Happy Song/Sad Song

When I'm not reading books I barely understand about subjects I can scarcely conceive, I watch clever YouTube videos by the Gregory Brothers . In this favorite, the Brothers Gregory do a mash-up (we used to call them 'medleys') of happy songs played in minor keys to make them sad, and sad songs played in major keys to make them happy. It's more interesting than you think...

Although the aim of the video is to be funny and entertaining just for entertainment's sake (not a bad thing), there's something deeper here: The way the chords and notes intertwine with the emotion of the singer has a profound effect on the chemistry in our brains. Changing something as physically minor as the key the song is performed in drastically changes the entire emotional conveyance within the song. This is a result of our brain's interpretation of what it's hearing.

From Levitin and Chanda's report:

Musical pleasure is closely related to the intensity of emotional arousal. Even opposite emotional valences (e.g., ‘happy’ or ‘sad’) can be experienced as pleasurable and listeners often report that the most moving music evokes two or more emotions at once. Music does not have the clear survival benefit associated with food or sex, nor does it display the addictive properties associated with drugs of abuse. Nonetheless, the average person spends a considerable amount of time listening to music, regarding it as one of life’s most enjoyable activities.

That's why songs from your youth that are associated with sad memories or tough times bring you such peacefulness and happiness when you hear them now.

At it's very core, music is emotion and a very personal experience, much like our own emotions are. In the past ten years or so we have seen an explosion of music in our environments that has made music become depersonalized while at the same time it became ubiquitous. If something is powerful enough to actually change the chemistry in our brains, shouldn't it deserve a higher place in our lives than background noise? Or worse yet, a tool to drown out background noise?

As Chanda and Dr. Levitin put it:

Many believe that music has special, mystical properties and that its effects are not readily reducible to a neuronal or neurochemical state. Advances in cognitive neuroscience have challenged this view, with evidence that music affects the same neurochemical systems of reward as other reinforcing stimuli.

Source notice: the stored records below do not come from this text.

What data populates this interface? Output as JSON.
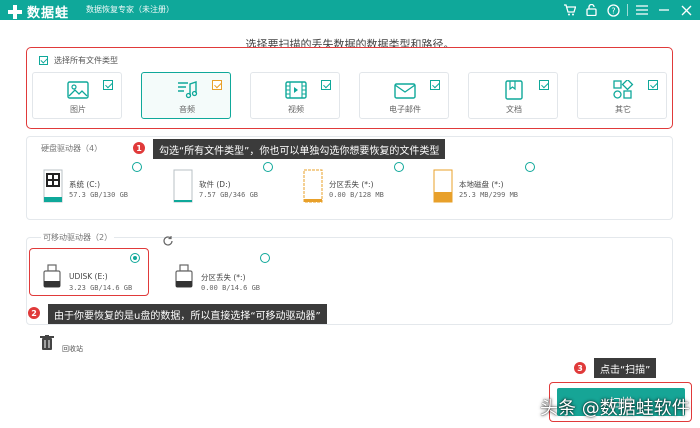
{
  "app": {
    "logo_text": "数据蛙",
    "subtitle": "数据恢复专家（未注册）",
    "brand_color": "#0fa89a"
  },
  "toolbar_icons": [
    "cart-icon",
    "unlock-icon",
    "help-icon",
    "menu-icon",
    "minimize-icon",
    "close-icon"
  ],
  "page": {
    "heading": "选择要扫描的丢失数据的数据类型和路径。"
  },
  "file_types": {
    "select_all_label": "选择所有文件类型",
    "select_all_checked": true,
    "items": [
      {
        "label": "图片",
        "icon": "image-icon",
        "checked": true
      },
      {
        "label": "音频",
        "icon": "audio-icon",
        "checked": true,
        "selected": true
      },
      {
        "label": "视频",
        "icon": "video-icon",
        "checked": true
      },
      {
        "label": "电子邮件",
        "icon": "email-icon",
        "checked": true
      },
      {
        "label": "文档",
        "icon": "document-icon",
        "checked": true
      },
      {
        "label": "其它",
        "icon": "other-icon",
        "checked": true
      }
    ]
  },
  "hard_drives": {
    "title": "硬盘驱动器（4）",
    "items": [
      {
        "name": "系统 (C:)",
        "size": "57.3 GB/130 GB",
        "icon": "windows-drive-icon"
      },
      {
        "name": "软件 (D:)",
        "size": "7.57 GB/346 GB",
        "icon": "drive-icon"
      },
      {
        "name": "分区丢失 (*:)",
        "size": "0.00  B/128 MB",
        "icon": "lost-partition-icon"
      },
      {
        "name": "本地磁盘 (*:)",
        "size": "25.3 MB/299 MB",
        "icon": "local-disk-icon"
      }
    ]
  },
  "removable_drives": {
    "title": "可移动驱动器（2）",
    "refresh_icon": "refresh-icon",
    "items": [
      {
        "name": "UDISK (E:)",
        "size": "3.23 GB/14.6 GB",
        "icon": "usb-drive-icon",
        "selected": true
      },
      {
        "name": "分区丢失 (*:)",
        "size": "0.00  B/14.6 GB",
        "icon": "usb-drive-icon",
        "selected": false
      }
    ]
  },
  "recycle_bin": {
    "label": "回收站",
    "icon": "trash-icon"
  },
  "annotations": [
    {
      "number": "1",
      "text": "勾选“所有文件类型”，你也可以单独勾选你想要恢复的文件类型"
    },
    {
      "number": "2",
      "text": "由于你要恢复的是u盘的数据，所以直接选择“可移动驱动器”"
    },
    {
      "number": "3",
      "text": "点击“扫描”"
    }
  ],
  "scan_button": {
    "label": "扫描"
  },
  "watermark": "头条 @数据蛙软件"
}
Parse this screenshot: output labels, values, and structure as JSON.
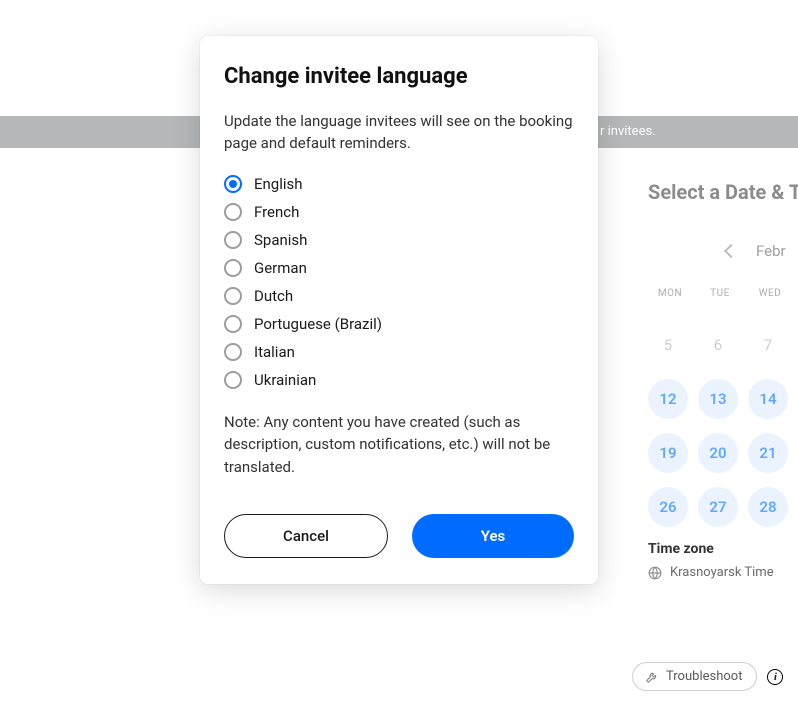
{
  "modal": {
    "title": "Change invitee language",
    "description": "Update the language invitees will see on the booking page and default reminders.",
    "note": "Note: Any content you have created (such as description, custom notifications, etc.) will not be translated.",
    "languages": [
      {
        "label": "English",
        "selected": true
      },
      {
        "label": "French",
        "selected": false
      },
      {
        "label": "Spanish",
        "selected": false
      },
      {
        "label": "German",
        "selected": false
      },
      {
        "label": "Dutch",
        "selected": false
      },
      {
        "label": "Portuguese (Brazil)",
        "selected": false
      },
      {
        "label": "Italian",
        "selected": false
      },
      {
        "label": "Ukrainian",
        "selected": false
      }
    ],
    "cancel_label": "Cancel",
    "yes_label": "Yes"
  },
  "background": {
    "banner_fragment": "r invitees.",
    "select_heading": "Select a Date & T",
    "month_fragment": "Febr",
    "dow": [
      "MON",
      "TUE",
      "WED"
    ],
    "rows": [
      [
        {
          "n": "5",
          "muted": true
        },
        {
          "n": "6",
          "muted": true
        },
        {
          "n": "7",
          "muted": true
        }
      ],
      [
        {
          "n": "12",
          "muted": false
        },
        {
          "n": "13",
          "muted": false
        },
        {
          "n": "14",
          "muted": false
        }
      ],
      [
        {
          "n": "19",
          "muted": false
        },
        {
          "n": "20",
          "muted": false
        },
        {
          "n": "21",
          "muted": false
        }
      ],
      [
        {
          "n": "26",
          "muted": false
        },
        {
          "n": "27",
          "muted": false
        },
        {
          "n": "28",
          "muted": false
        }
      ]
    ],
    "timezone_label": "Time zone",
    "timezone_value": "Krasnoyarsk Time",
    "troubleshoot_label": "Troubleshoot"
  }
}
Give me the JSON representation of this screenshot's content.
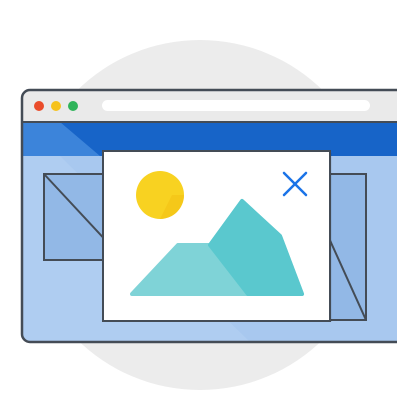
{
  "illustration": {
    "colors": {
      "backdrop_circle": "#ececec",
      "window_outline": "#444c56",
      "titlebar": "#eaeaea",
      "address_bar": "#ffffff",
      "dot_red": "#ea4c2a",
      "dot_yellow": "#f6c21c",
      "dot_green": "#2fb45a",
      "header_band": "#1764c8",
      "header_shine": "#4a8fe0",
      "page_body": "#a8c8ef",
      "wireframe_fill": "#92b8e6",
      "modal_bg": "#ffffff",
      "sun": "#f8d221",
      "mountain_back": "#5ac8ce",
      "mountain_front": "#7fd3d7",
      "close_x": "#1a73e8"
    },
    "icons": [
      "browser-window",
      "image-placeholder-icon",
      "sun-icon",
      "mountain-icon",
      "close-icon"
    ]
  }
}
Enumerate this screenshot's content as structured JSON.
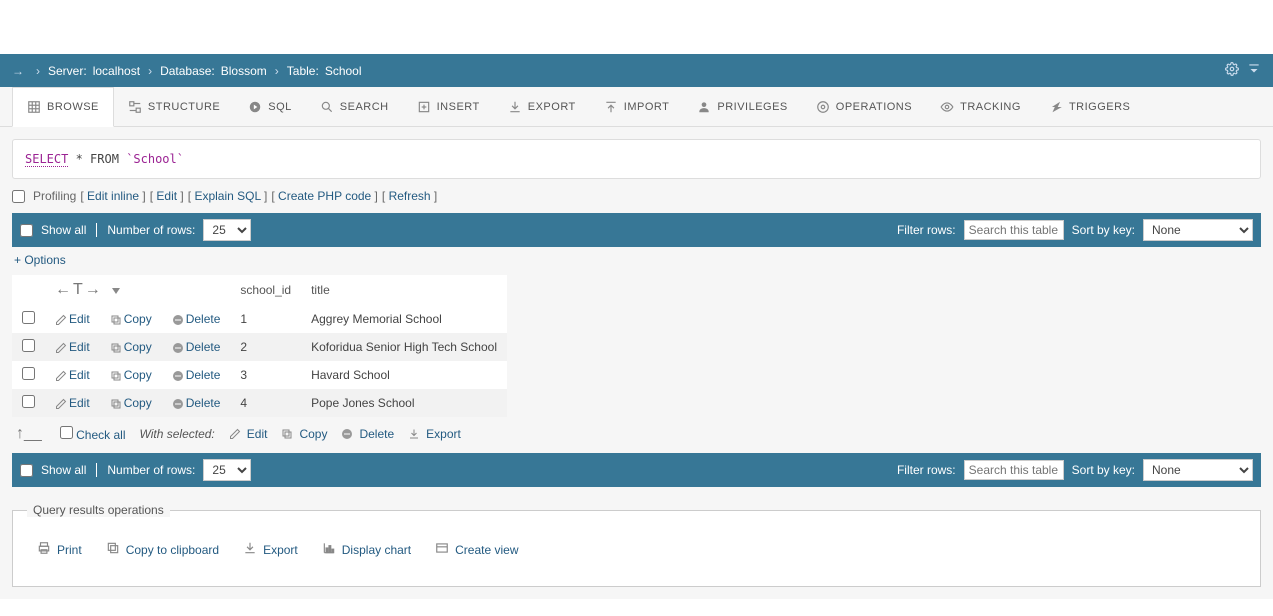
{
  "breadcrumb": {
    "server_label": "Server:",
    "server_value": "localhost",
    "db_label": "Database:",
    "db_value": "Blossom",
    "table_label": "Table:",
    "table_value": "School"
  },
  "tabs": [
    {
      "label": "Browse"
    },
    {
      "label": "Structure"
    },
    {
      "label": "SQL"
    },
    {
      "label": "Search"
    },
    {
      "label": "Insert"
    },
    {
      "label": "Export"
    },
    {
      "label": "Import"
    },
    {
      "label": "Privileges"
    },
    {
      "label": "Operations"
    },
    {
      "label": "Tracking"
    },
    {
      "label": "Triggers"
    }
  ],
  "sql": {
    "select": "SELECT",
    "star_from": "* FROM",
    "table": "`School`"
  },
  "sql_actions": {
    "profiling": "Profiling",
    "edit_inline": "Edit inline",
    "edit": "Edit",
    "explain": "Explain SQL",
    "create_php": "Create PHP code",
    "refresh": "Refresh"
  },
  "controls": {
    "show_all": "Show all",
    "num_rows_label": "Number of rows:",
    "num_rows_value": "25",
    "filter_label": "Filter rows:",
    "filter_placeholder": "Search this table",
    "sort_label": "Sort by key:",
    "sort_value": "None"
  },
  "options_link": "+ Options",
  "table": {
    "columns": [
      "school_id",
      "title"
    ],
    "row_actions": {
      "edit": "Edit",
      "copy": "Copy",
      "delete": "Delete"
    },
    "rows": [
      {
        "school_id": "1",
        "title": "Aggrey Memorial School"
      },
      {
        "school_id": "2",
        "title": "Koforidua Senior High Tech School"
      },
      {
        "school_id": "3",
        "title": "Havard School"
      },
      {
        "school_id": "4",
        "title": "Pope Jones School"
      }
    ]
  },
  "bulk": {
    "check_all": "Check all",
    "with_selected": "With selected:",
    "edit": "Edit",
    "copy": "Copy",
    "delete": "Delete",
    "export": "Export"
  },
  "results_ops": {
    "legend": "Query results operations",
    "print": "Print",
    "clipboard": "Copy to clipboard",
    "export": "Export",
    "chart": "Display chart",
    "create_view": "Create view"
  }
}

All of that being said, I still think music is special and mystical, and even though I dig the science behind the report, I'd just as soon keep it that way.

Jack Sharkey for KEF